Riley is obviously not your average firm of accountants. A quick look at their web site shows that they have embraced online technology and are making good use of social media such as Twitter. They also have an active blog on their site which is both informative and entertaining. I asked Jon what was behind their decision to move to Google Apps – he explained that historically the practice had used Lotus Notes as their main communication source with a system that had been setup by a former partner who had since retired.

Rather than try to get to grips with a legacy system – plus the fact that an old server needed upgrading – provided an excellent opportunity to make a clean break and go for something new and innovative. He says on his blog:

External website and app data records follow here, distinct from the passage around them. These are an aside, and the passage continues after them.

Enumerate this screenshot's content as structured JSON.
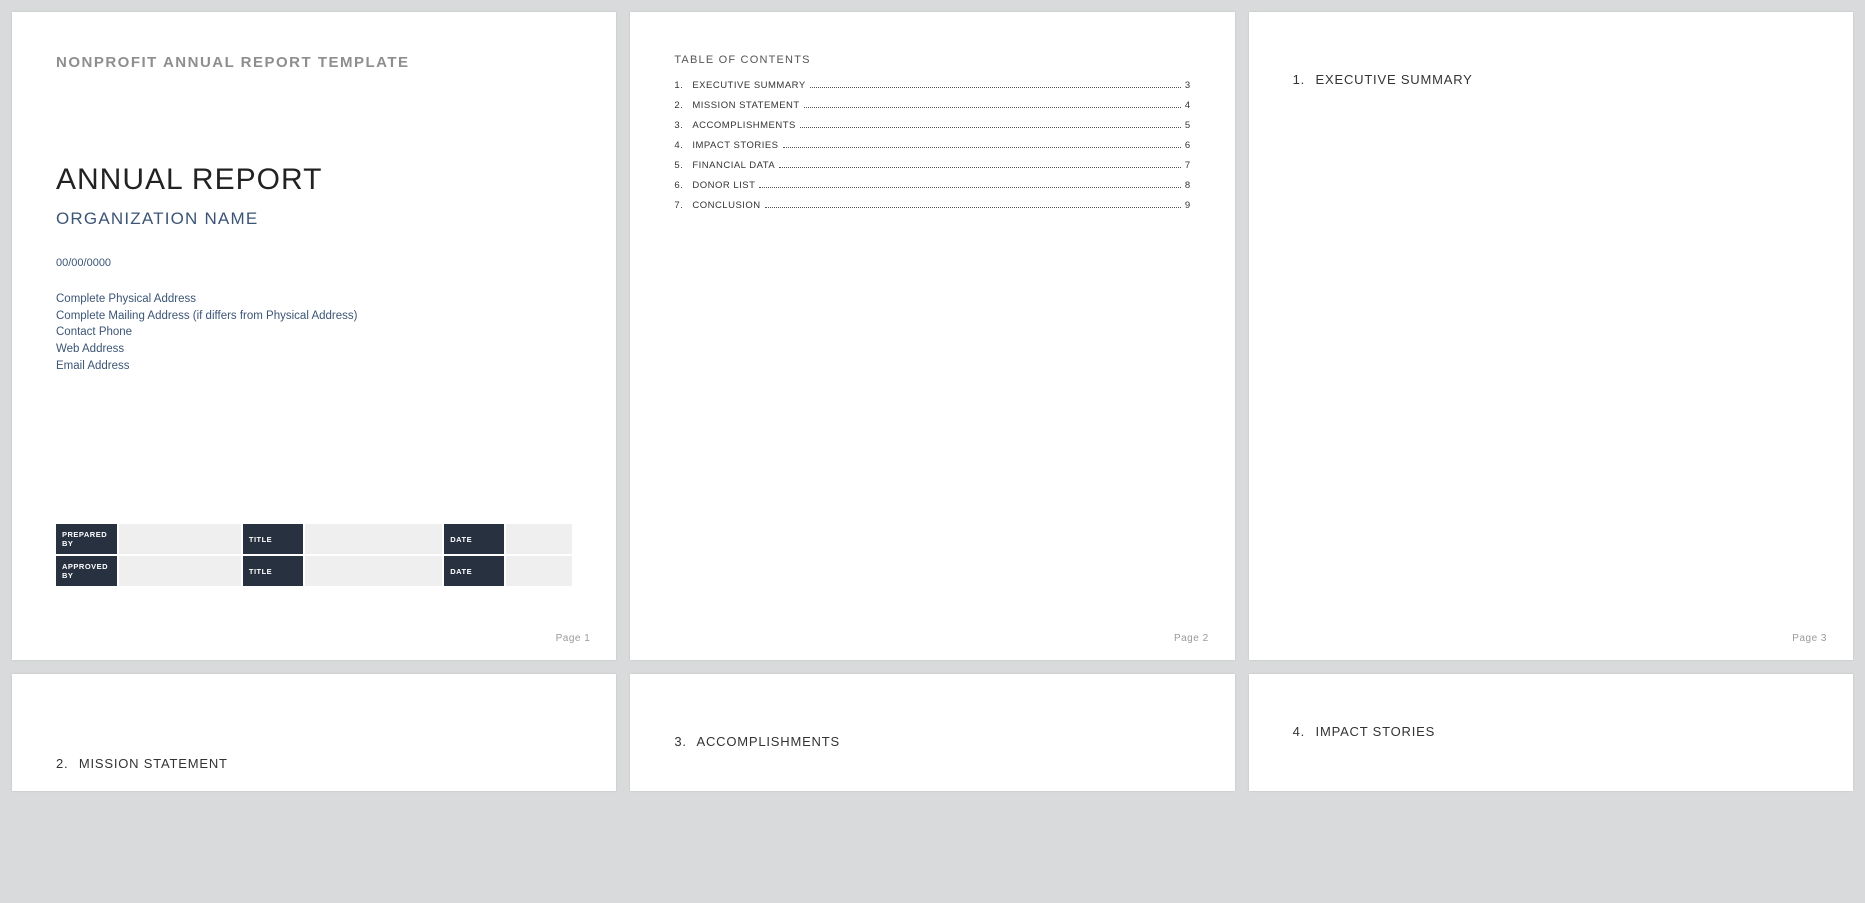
{
  "page1": {
    "template_label": "NONPROFIT ANNUAL REPORT TEMPLATE",
    "title": "ANNUAL REPORT",
    "org_name": "ORGANIZATION NAME",
    "date": "00/00/0000",
    "info": {
      "physical": "Complete Physical Address",
      "mailing": "Complete Mailing Address (if differs from Physical Address)",
      "phone": "Contact Phone",
      "web": "Web Address",
      "email": "Email Address"
    },
    "table": {
      "row1": {
        "c1": "PREPARED BY",
        "c2": "TITLE",
        "c3": "DATE"
      },
      "row2": {
        "c1": "APPROVED BY",
        "c2": "TITLE",
        "c3": "DATE"
      }
    },
    "page_lbl": "Page 1"
  },
  "page2": {
    "toc_title": "TABLE OF CONTENTS",
    "items": [
      {
        "n": "1.",
        "label": "EXECUTIVE SUMMARY",
        "pg": "3"
      },
      {
        "n": "2.",
        "label": "MISSION STATEMENT",
        "pg": "4"
      },
      {
        "n": "3.",
        "label": "ACCOMPLISHMENTS",
        "pg": "5"
      },
      {
        "n": "4.",
        "label": "IMPACT STORIES",
        "pg": "6"
      },
      {
        "n": "5.",
        "label": "FINANCIAL DATA",
        "pg": "7"
      },
      {
        "n": "6.",
        "label": "DONOR LIST",
        "pg": "8"
      },
      {
        "n": "7.",
        "label": "CONCLUSION",
        "pg": "9"
      }
    ],
    "page_lbl": "Page 2"
  },
  "page3": {
    "num": "1.",
    "title": "EXECUTIVE SUMMARY",
    "page_lbl": "Page 3"
  },
  "page4": {
    "num": "2.",
    "title": "MISSION STATEMENT"
  },
  "page5": {
    "num": "3.",
    "title": "ACCOMPLISHMENTS"
  },
  "page6": {
    "num": "4.",
    "title": "IMPACT STORIES"
  }
}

“Our office systems were almost totally reliant on Lotus Notes – a secure groupware system which enabled us to store, catalogue, discuss and record the way we worked and the communications that we had with our customers, referrers of business and suppliers. Notes also handled our e-mail, contacts and diaries. We started using it in 1998 and quickly became dependent on it for all we did. However, over the years we started to see the deficiencies in the system, the difficulties of the technical management issues, the “clunkiness” of it’s user-interface (UI) even after major updates and the access issues compared to the personal e-mail systems we had all started to use at home.”

He goes on to say:

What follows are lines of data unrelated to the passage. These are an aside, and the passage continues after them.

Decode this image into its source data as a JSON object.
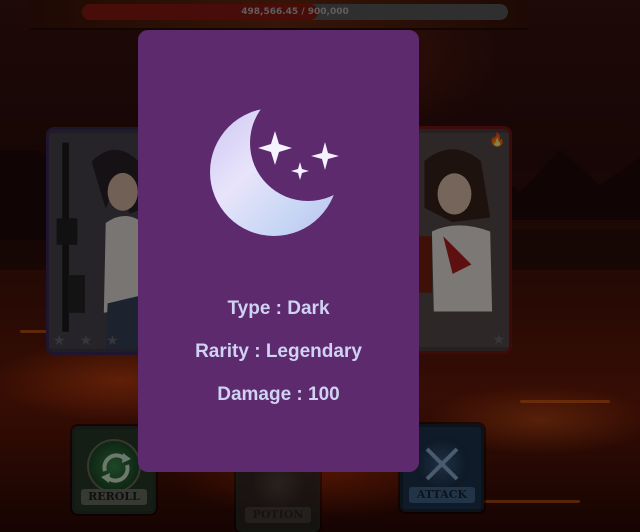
{
  "boss": {
    "hp_text": "498,566.45 / 900,000",
    "hp_fraction": 0.554
  },
  "cards": {
    "left": {
      "stars": 3
    },
    "right": {
      "element_icon": "flame-icon"
    }
  },
  "actions": {
    "reroll_label": "REROLL",
    "potion_label": "POTION",
    "attack_label": "ATTACK"
  },
  "modal": {
    "icon": "crescent-moon-stars-icon",
    "background_color": "#5e2a6e",
    "type_line": "Type : Dark",
    "rarity_line": "Rarity : Legendary",
    "damage_line": "Damage : 100"
  }
}
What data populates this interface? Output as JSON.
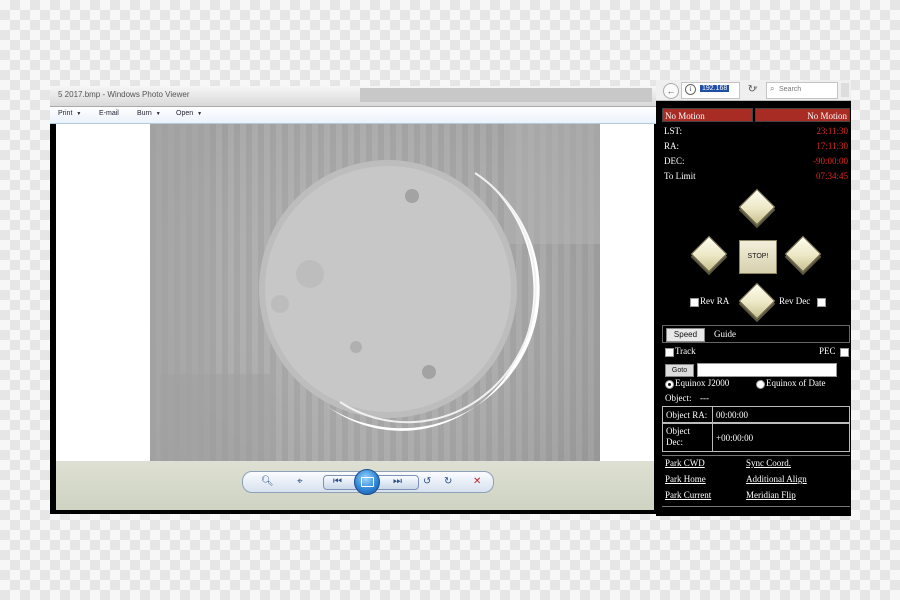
{
  "viewer": {
    "title": "5 2017.bmp - Windows Photo Viewer",
    "menu": [
      "Print",
      "E-mail",
      "Burn",
      "Open"
    ],
    "controls": {
      "zoom_icon": "magnifier-icon",
      "fit_icon": "actual-size-icon",
      "prev_icon": "previous-icon",
      "slideshow_icon": "slideshow-icon",
      "next_icon": "next-icon",
      "rotate_ccw_icon": "rotate-counterclockwise-icon",
      "rotate_cw_icon": "rotate-clockwise-icon",
      "delete_icon": "delete-icon"
    },
    "image_subject": "crescent moon"
  },
  "browser": {
    "url": "192.168",
    "search_placeholder": "Search"
  },
  "telescope": {
    "status_left": "No Motion",
    "status_right": "No Motion",
    "info": [
      {
        "label": "LST:",
        "value": "23:11:30"
      },
      {
        "label": "RA:",
        "value": "17:11:30"
      },
      {
        "label": "DEC:",
        "value": "-90:00:00"
      },
      {
        "label": "To Limit",
        "value": "07:34:45"
      }
    ],
    "stop_label": "STOP!",
    "rev_ra": "Rev RA",
    "rev_dec": "Rev Dec",
    "speed_label": "Speed",
    "guide_label": "Guide",
    "track_label": "Track",
    "pec_label": "PEC",
    "goto_label": "Goto",
    "equinox_j2000": "Equinox J2000",
    "equinox_date": "Equinox of Date",
    "object_label": "Object:",
    "object_value": "---",
    "object_ra_label": "Object RA:",
    "object_ra_value": "00:00:00",
    "object_dec_label_1": "Object",
    "object_dec_label_2": "Dec:",
    "object_dec_value": "+00:00:00",
    "links": {
      "park_cwd": "Park CWD",
      "sync_coord": "Sync Coord.",
      "park_home": "Park Home",
      "additional_align": "Additional Align",
      "park_current": "Park Current",
      "meridian_flip": "Meridian Flip"
    }
  },
  "colors": {
    "status_bg": "#a82c24",
    "value_red": "#e0291f",
    "panel_bg": "#000000"
  }
}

” However, changes in our key team forced us to look properly at other solutions and we settled on migrating our e-mail, calendars and instant messaging to Google….. and we moved the majority of our communication IT to web-browser access without a hitch.”

This is, of course, one of the key drivers in making a move to the Cloud – the need to make changes to legacy systems due to their “architect” leaving the firm or infrastructure becoming out of date and requiring replacement.

He then goes on to say:

“That first step was a revelation. Not only was our information now accessible from anywhere in the world, from any computer or device (phone) with an internet connection, the move massively freed up resources of people (and cash) and removed the restrictions on our thinking about IT. We still had (and have) certain legacy databases on Notes but have started to wind these down as more content is now cloud based. For example our old Teamtalk database from Notes which contained office gossip, quick updates on who was where and why and news snippets has been moved to Yammer. This application also contains our “humour” database – a “must read” compendium of up to date jokes, links and general office twaddle. What we also found was that Google Apps allowed us to store all of our templates for letters, spreadsheets and many of our management tools too”

Take a moment to re-read this paragraph – not only does it succinctly sum up the raison d’etre of the Cloud, but emphasises the innovative thinking of the firm in the way that they communicate internally as well as with their clients.

And he finishes with what I see as the proverbial “icing” on the cake…

“We have also been able to dispense with the office-based back-up solution which was the bane of many of our lives. This has been replaced by on-line back-up for server based systems and a reliance on the cloud for back-up of e-mail, calendars and contacts. And there have also been no problems with software updates – I’m sure that they exist but they happen painlessly when we don’t notice or incrementally as the developers finish a feature. We don’t have to buy an upgrade path or worry about compatibility – it just happens”

I make no apologies for cribbing so much from Jon’s excellent blog as it so clearly shows how firms can adopt the Cloud painlessly and efficiently – for the benefit not only of their clients and contacts but internally as well.

We finished our conversation with me saying how refreshing it was to speak to an accountant who “got it”.. normally it was like pushing a boulder up hill. Jon’s reply sums it up…

“I’m glad”, he says..”it might not be good for you, but whilst no one else is doing it, we have the advantage…”

Couldn’t put it better!